## Task objective
When you copy the entries, keep every word exactly as it stands.

::: Provided material :::

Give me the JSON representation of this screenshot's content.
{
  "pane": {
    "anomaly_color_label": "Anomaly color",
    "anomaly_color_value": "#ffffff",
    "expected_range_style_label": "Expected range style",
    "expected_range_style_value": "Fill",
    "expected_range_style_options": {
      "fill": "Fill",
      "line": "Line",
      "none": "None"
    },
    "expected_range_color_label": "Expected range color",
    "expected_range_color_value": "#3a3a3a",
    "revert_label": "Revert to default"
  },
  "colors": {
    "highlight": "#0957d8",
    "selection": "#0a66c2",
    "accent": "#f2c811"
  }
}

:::

## Response area
Give me the JSON representation of this screenshot's content.
{
  "pane": {
    "anomaly_color_label": "Anomaly color",
    "anomaly_color_value": "#ffffff",
    "expected_range_style_label": "Expected range style",
    "expected_range_style_value": "Fill",
    "expected_range_style_options": {
      "fill": "Fill",
      "line": "Line",
      "none": "None"
    },
    "expected_range_color_label": "Expected range color",
    "expected_range_color_value": "#3a3a3a",
    "revert_label": "Revert to default"
  },
  "colors": {
    "highlight": "#0957d8",
    "selection": "#0a66c2",
    "accent": "#f2c811"
  }
}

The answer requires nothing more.